Copy each record below without changing a single word.

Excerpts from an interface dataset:
== Segment start ==
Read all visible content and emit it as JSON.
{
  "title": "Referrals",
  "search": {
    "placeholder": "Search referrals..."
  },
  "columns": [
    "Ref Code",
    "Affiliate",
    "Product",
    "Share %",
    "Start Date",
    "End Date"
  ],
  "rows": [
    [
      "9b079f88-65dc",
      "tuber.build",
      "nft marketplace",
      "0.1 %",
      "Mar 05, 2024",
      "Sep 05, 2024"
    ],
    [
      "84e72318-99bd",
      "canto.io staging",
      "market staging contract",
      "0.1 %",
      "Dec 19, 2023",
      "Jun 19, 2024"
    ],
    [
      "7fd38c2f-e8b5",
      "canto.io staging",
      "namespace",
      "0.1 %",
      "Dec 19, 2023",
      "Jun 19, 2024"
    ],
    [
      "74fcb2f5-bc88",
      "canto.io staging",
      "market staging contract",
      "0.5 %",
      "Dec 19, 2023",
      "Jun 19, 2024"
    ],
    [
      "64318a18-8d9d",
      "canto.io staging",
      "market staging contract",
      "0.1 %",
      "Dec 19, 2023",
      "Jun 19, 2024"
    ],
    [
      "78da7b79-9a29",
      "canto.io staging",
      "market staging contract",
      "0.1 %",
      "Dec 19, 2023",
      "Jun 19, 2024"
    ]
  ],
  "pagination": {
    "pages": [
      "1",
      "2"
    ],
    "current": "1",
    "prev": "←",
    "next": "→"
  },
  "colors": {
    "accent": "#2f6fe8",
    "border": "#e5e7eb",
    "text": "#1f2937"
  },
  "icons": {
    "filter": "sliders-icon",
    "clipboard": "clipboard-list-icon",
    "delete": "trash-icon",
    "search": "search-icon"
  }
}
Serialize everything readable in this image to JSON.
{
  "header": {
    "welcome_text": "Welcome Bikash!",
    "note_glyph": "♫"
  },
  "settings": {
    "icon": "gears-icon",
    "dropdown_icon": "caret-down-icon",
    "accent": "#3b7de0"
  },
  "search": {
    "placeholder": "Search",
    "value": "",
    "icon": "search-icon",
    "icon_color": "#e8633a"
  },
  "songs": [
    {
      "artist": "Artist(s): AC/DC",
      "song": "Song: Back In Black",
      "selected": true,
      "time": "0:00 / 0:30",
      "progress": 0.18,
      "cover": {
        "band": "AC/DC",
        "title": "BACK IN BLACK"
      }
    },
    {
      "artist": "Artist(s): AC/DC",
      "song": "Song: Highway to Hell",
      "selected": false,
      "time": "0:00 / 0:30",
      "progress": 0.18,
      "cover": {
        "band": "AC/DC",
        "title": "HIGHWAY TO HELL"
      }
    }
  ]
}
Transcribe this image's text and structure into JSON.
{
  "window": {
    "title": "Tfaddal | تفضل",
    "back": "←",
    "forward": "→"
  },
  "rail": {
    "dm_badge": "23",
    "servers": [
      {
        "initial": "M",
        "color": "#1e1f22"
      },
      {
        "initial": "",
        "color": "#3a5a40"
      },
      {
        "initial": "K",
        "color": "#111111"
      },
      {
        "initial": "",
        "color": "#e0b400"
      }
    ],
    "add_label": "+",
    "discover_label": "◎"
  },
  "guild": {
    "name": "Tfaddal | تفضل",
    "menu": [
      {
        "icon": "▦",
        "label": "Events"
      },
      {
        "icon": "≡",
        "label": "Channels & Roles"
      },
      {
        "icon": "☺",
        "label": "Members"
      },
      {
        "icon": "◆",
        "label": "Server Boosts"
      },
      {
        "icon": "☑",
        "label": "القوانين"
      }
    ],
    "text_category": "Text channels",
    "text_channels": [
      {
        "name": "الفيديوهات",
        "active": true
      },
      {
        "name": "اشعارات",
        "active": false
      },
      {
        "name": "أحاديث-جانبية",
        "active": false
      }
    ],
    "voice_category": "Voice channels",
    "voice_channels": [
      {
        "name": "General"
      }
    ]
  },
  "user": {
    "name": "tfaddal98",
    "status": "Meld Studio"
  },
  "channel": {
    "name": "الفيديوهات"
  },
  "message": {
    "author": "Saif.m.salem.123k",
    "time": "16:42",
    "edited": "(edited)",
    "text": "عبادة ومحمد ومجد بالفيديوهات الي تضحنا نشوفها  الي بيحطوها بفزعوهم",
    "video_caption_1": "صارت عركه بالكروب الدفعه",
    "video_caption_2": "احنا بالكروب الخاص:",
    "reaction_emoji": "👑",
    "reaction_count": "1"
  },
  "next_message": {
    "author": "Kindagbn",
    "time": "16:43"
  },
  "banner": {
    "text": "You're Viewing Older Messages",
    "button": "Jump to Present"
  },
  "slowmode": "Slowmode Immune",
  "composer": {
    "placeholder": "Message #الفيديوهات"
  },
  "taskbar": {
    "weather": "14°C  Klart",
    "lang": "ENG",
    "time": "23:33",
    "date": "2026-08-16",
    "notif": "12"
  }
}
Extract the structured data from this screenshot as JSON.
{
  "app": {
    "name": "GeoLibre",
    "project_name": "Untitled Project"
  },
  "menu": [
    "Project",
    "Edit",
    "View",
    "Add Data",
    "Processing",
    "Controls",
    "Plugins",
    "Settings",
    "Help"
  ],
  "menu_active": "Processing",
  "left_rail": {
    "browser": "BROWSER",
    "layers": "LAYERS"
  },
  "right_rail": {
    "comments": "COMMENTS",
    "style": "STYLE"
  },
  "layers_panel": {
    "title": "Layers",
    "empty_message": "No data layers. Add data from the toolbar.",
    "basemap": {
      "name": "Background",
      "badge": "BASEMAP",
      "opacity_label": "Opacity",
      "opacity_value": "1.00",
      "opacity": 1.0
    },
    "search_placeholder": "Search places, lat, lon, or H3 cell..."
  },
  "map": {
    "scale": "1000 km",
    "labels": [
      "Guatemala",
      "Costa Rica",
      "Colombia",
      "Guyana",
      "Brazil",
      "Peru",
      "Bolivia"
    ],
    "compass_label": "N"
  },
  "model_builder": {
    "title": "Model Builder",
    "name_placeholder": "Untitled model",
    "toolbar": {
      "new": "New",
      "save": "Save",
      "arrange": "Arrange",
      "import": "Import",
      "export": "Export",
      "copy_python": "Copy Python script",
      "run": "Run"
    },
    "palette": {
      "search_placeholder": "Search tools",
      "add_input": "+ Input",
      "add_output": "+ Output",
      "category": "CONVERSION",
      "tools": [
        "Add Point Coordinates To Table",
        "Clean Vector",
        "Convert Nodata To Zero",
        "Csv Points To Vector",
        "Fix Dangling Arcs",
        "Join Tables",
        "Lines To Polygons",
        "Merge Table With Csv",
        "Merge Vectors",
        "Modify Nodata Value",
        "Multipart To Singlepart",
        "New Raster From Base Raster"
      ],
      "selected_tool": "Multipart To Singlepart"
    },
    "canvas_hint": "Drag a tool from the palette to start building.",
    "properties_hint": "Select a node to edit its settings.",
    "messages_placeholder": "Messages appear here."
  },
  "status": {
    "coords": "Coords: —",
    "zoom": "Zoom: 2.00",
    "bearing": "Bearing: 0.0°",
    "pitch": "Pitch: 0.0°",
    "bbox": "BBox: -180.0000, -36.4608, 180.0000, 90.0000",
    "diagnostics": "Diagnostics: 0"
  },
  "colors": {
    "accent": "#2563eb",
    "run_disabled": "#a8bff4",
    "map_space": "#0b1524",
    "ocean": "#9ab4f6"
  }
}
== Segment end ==
--- WRITTEN RESPONSE ---
Read all visible content and emit it as JSON.
{
  "title": "Referrals",
  "search": {
    "placeholder": "Search referrals..."
  },
  "columns": [
    "Ref Code",
    "Affiliate",
    "Product",
    "Share %",
    "Start Date",
    "End Date"
  ],
  "rows": [
    [
      "9b079f88-65dc",
      "tuber.build",
      "nft marketplace",
      "0.1 %",
      "Mar 05, 2024",
      "Sep 05, 2024"
    ],
    [
      "84e72318-99bd",
      "canto.io staging",
      "market staging contract",
      "0.1 %",
      "Dec 19, 2023",
      "Jun 19, 2024"
    ],
    [
      "7fd38c2f-e8b5",
      "canto.io staging",
      "namespace",
      "0.1 %",
      "Dec 19, 2023",
      "Jun 19, 2024"
    ],
    [
      "74fcb2f5-bc88",
      "canto.io staging",
      "market staging contract",
      "0.5 %",
      "Dec 19, 2023",
      "Jun 19, 2024"
    ],
    [
      "64318a18-8d9d",
      "canto.io staging",
      "market staging contract",
      "0.1 %",
      "Dec 19, 2023",
      "Jun 19, 2024"
    ],
    [
      "78da7b79-9a29",
      "canto.io staging",
      "market staging contract",
      "0.1 %",
      "Dec 19, 2023",
      "Jun 19, 2024"
    ]
  ],
  "pagination": {
    "pages": [
      "1",
      "2"
    ],
    "current": "1",
    "prev": "←",
    "next": "→"
  },
  "colors": {
    "accent": "#2f6fe8",
    "border": "#e5e7eb",
    "text": "#1f2937"
  },
  "icons": {
    "filter": "sliders-icon",
    "clipboard": "clipboard-list-icon",
    "delete": "trash-icon",
    "search": "search-icon"
  }
}
Serialize everything readable in this image to JSON.
{
  "header": {
    "welcome_text": "Welcome Bikash!",
    "note_glyph": "♫"
  },
  "settings": {
    "icon": "gears-icon",
    "dropdown_icon": "caret-down-icon",
    "accent": "#3b7de0"
  },
  "search": {
    "placeholder": "Search",
    "value": "",
    "icon": "search-icon",
    "icon_color": "#e8633a"
  },
  "songs": [
    {
      "artist": "Artist(s): AC/DC",
      "song": "Song: Back In Black",
      "selected": true,
      "time": "0:00 / 0:30",
      "progress": 0.18,
      "cover": {
        "band": "AC/DC",
        "title": "BACK IN BLACK"
      }
    },
    {
      "artist": "Artist(s): AC/DC",
      "song": "Song: Highway to Hell",
      "selected": false,
      "time": "0:00 / 0:30",
      "progress": 0.18,
      "cover": {
        "band": "AC/DC",
        "title": "HIGHWAY TO HELL"
      }
    }
  ]
}
Transcribe this image's text and structure into JSON.
{
  "window": {
    "title": "Tfaddal | تفضل",
    "back": "←",
    "forward": "→"
  },
  "rail": {
    "dm_badge": "23",
    "servers": [
      {
        "initial": "M",
        "color": "#1e1f22"
      },
      {
        "initial": "",
        "color": "#3a5a40"
      },
      {
        "initial": "K",
        "color": "#111111"
      },
      {
        "initial": "",
        "color": "#e0b400"
      }
    ],
    "add_label": "+",
    "discover_label": "◎"
  },
  "guild": {
    "name": "Tfaddal | تفضل",
    "menu": [
      {
        "icon": "▦",
        "label": "Events"
      },
      {
        "icon": "≡",
        "label": "Channels & Roles"
      },
      {
        "icon": "☺",
        "label": "Members"
      },
      {
        "icon": "◆",
        "label": "Server Boosts"
      },
      {
        "icon": "☑",
        "label": "القوانين"
      }
    ],
    "text_category": "Text channels",
    "text_channels": [
      {
        "name": "الفيديوهات",
        "active": true
      },
      {
        "name": "اشعارات",
        "active": false
      },
      {
        "name": "أحاديث-جانبية",
        "active": false
      }
    ],
    "voice_category": "Voice channels",
    "voice_channels": [
      {
        "name": "General"
      }
    ]
  },
  "user": {
    "name": "tfaddal98",
    "status": "Meld Studio"
  },
  "channel": {
    "name": "الفيديوهات"
  },
  "message": {
    "author": "Saif.m.salem.123k",
    "time": "16:42",
    "edited": "(edited)",
    "text": "عبادة ومحمد ومجد بالفيديوهات الي تضحنا نشوفها  الي بيحطوها بفزعوهم",
    "video_caption_1": "صارت عركه بالكروب الدفعه",
    "video_caption_2": "احنا بالكروب الخاص:",
    "reaction_emoji": "👑",
    "reaction_count": "1"
  },
  "next_message": {
    "author": "Kindagbn",
    "time": "16:43"
  },
  "banner": {
    "text": "You're Viewing Older Messages",
    "button": "Jump to Present"
  },
  "slowmode": "Slowmode Immune",
  "composer": {
    "placeholder": "Message #الفيديوهات"
  },
  "taskbar": {
    "weather": "14°C  Klart",
    "lang": "ENG",
    "time": "23:33",
    "date": "2026-08-16",
    "notif": "12"
  }
}
Extract the structured data from this screenshot as JSON.
{
  "app": {
    "name": "GeoLibre",
    "project_name": "Untitled Project"
  },
  "menu": [
    "Project",
    "Edit",
    "View",
    "Add Data",
    "Processing",
    "Controls",
    "Plugins",
    "Settings",
    "Help"
  ],
  "menu_active": "Processing",
  "left_rail": {
    "browser": "BROWSER",
    "layers": "LAYERS"
  },
  "right_rail": {
    "comments": "COMMENTS",
    "style": "STYLE"
  },
  "layers_panel": {
    "title": "Layers",
    "empty_message": "No data layers. Add data from the toolbar.",
    "basemap": {
      "name": "Background",
      "badge": "BASEMAP",
      "opacity_label": "Opacity",
      "opacity_value": "1.00",
      "opacity": 1.0
    },
    "search_placeholder": "Search places, lat, lon, or H3 cell..."
  },
  "map": {
    "scale": "1000 km",
    "labels": [
      "Guatemala",
      "Costa Rica",
      "Colombia",
      "Guyana",
      "Brazil",
      "Peru",
      "Bolivia"
    ],
    "compass_label": "N"
  },
  "model_builder": {
    "title": "Model Builder",
    "name_placeholder": "Untitled model",
    "toolbar": {
      "new": "New",
      "save": "Save",
      "arrange": "Arrange",
      "import": "Import",
      "export": "Export",
      "copy_python": "Copy Python script",
      "run": "Run"
    },
    "palette": {
      "search_placeholder": "Search tools",
      "add_input": "+ Input",
      "add_output": "+ Output",
      "category": "CONVERSION",
      "tools": [
        "Add Point Coordinates To Table",
        "Clean Vector",
        "Convert Nodata To Zero",
        "Csv Points To Vector",
        "Fix Dangling Arcs",
        "Join Tables",
        "Lines To Polygons",
        "Merge Table With Csv",
        "Merge Vectors",
        "Modify Nodata Value",
        "Multipart To Singlepart",
        "New Raster From Base Raster"
      ],
      "selected_tool": "Multipart To Singlepart"
    },
    "canvas_hint": "Drag a tool from the palette to start building.",
    "properties_hint": "Select a node to edit its settings.",
    "messages_placeholder": "Messages appear here."
  },
  "status": {
    "coords": "Coords: —",
    "zoom": "Zoom: 2.00",
    "bearing": "Bearing: 0.0°",
    "pitch": "Pitch: 0.0°",
    "bbox": "BBox: -180.0000, -36.4608, 180.0000, 90.0000",
    "diagnostics": "Diagnostics: 0"
  },
  "colors": {
    "accent": "#2563eb",
    "run_disabled": "#a8bff4",
    "map_space": "#0b1524",
    "ocean": "#9ab4f6"
  }
}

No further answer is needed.